··· Material provided
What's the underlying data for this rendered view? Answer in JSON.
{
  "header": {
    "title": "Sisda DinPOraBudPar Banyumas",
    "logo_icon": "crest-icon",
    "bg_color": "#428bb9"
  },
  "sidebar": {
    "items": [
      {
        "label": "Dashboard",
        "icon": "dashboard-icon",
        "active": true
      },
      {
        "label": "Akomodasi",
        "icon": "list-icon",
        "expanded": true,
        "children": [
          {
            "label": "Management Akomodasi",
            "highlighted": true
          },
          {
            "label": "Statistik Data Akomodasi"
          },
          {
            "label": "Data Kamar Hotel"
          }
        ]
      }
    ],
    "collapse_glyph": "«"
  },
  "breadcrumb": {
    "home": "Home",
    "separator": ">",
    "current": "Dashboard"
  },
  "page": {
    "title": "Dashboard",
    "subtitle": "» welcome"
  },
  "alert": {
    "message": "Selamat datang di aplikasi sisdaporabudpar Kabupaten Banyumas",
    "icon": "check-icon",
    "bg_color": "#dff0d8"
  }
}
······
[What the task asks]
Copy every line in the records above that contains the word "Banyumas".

[Output of the task]
    "title": "Sisda DinPOraBudPar Banyumas",
    "message": "Selamat datang di aplikasi sisdaporabudpar Kabupaten Banyumas",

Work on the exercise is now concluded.